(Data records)
*-*-*
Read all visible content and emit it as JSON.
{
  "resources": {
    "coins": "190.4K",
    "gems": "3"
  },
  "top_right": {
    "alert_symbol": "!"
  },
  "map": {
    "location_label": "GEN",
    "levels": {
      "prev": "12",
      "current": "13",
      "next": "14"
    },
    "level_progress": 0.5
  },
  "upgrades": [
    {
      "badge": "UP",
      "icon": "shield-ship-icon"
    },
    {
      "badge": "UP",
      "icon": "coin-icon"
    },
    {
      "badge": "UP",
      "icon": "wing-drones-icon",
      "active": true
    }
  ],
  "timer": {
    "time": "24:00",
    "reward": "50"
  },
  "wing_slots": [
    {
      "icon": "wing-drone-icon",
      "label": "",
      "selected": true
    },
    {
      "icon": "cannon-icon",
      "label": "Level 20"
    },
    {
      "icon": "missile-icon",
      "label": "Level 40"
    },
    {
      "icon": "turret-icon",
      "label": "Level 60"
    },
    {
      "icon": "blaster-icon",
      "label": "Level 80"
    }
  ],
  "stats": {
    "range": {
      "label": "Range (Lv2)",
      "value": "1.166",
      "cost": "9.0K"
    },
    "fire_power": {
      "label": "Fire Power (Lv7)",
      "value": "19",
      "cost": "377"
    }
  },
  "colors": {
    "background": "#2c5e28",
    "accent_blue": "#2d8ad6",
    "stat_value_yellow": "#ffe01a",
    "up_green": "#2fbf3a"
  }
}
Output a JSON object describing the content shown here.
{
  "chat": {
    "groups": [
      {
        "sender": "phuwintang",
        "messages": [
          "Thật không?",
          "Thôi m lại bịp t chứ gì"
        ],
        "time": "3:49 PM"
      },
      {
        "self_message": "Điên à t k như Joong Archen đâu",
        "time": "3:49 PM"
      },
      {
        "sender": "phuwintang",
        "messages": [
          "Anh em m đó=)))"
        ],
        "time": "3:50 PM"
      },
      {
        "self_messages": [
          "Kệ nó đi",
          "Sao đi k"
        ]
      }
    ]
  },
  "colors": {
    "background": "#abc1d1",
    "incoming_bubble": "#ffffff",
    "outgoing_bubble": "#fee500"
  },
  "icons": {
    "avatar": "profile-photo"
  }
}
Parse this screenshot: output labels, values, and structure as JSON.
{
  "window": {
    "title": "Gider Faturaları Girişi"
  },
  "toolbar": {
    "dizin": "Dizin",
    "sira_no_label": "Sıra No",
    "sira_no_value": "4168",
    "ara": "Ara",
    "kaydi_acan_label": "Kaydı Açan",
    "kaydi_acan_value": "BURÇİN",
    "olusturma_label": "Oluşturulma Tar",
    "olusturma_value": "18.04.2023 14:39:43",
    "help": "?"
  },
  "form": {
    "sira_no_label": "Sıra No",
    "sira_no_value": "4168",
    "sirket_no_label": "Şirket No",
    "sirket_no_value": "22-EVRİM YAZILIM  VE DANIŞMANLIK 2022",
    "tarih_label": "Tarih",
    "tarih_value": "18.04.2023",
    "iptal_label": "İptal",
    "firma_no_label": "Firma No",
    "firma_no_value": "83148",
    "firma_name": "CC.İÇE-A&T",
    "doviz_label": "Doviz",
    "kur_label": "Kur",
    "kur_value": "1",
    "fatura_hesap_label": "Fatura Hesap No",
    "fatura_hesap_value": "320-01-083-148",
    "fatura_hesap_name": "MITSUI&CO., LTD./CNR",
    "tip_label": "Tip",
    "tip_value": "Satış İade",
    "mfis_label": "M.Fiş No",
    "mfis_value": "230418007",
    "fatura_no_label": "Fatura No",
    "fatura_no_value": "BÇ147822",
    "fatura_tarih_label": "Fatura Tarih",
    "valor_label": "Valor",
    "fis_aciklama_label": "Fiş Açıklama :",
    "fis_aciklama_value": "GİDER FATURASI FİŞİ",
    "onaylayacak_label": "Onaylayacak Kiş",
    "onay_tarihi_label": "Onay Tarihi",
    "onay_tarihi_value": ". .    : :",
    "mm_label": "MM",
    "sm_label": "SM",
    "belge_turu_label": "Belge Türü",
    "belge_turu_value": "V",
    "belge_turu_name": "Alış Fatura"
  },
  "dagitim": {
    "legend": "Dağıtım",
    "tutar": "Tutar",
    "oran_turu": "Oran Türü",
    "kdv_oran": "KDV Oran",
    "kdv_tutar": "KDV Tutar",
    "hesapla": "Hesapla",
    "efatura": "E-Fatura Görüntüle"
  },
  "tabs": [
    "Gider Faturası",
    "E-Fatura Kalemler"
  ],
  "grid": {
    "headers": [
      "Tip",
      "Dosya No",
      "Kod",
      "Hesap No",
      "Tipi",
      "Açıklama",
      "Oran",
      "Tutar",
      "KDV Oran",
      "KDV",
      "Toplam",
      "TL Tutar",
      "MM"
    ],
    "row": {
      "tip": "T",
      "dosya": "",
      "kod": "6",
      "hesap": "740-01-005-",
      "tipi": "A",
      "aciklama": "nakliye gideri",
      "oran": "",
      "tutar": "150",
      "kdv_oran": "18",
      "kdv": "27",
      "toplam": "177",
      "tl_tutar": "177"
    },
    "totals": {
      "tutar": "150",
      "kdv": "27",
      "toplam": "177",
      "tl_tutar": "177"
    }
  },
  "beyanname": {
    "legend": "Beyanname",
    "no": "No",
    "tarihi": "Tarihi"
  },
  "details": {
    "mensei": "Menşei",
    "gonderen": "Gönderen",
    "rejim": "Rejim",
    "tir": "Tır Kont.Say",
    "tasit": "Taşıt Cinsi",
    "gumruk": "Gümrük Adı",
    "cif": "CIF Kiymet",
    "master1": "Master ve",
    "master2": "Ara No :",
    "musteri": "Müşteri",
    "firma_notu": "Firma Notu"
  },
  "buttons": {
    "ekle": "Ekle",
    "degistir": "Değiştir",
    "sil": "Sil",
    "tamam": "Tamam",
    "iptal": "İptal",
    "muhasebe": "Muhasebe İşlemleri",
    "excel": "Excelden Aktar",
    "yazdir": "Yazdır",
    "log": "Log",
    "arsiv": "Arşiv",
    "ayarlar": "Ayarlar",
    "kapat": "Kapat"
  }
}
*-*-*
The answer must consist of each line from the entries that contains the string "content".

Read all visible content and emit it as JSON.
Output a JSON object describing the content shown here.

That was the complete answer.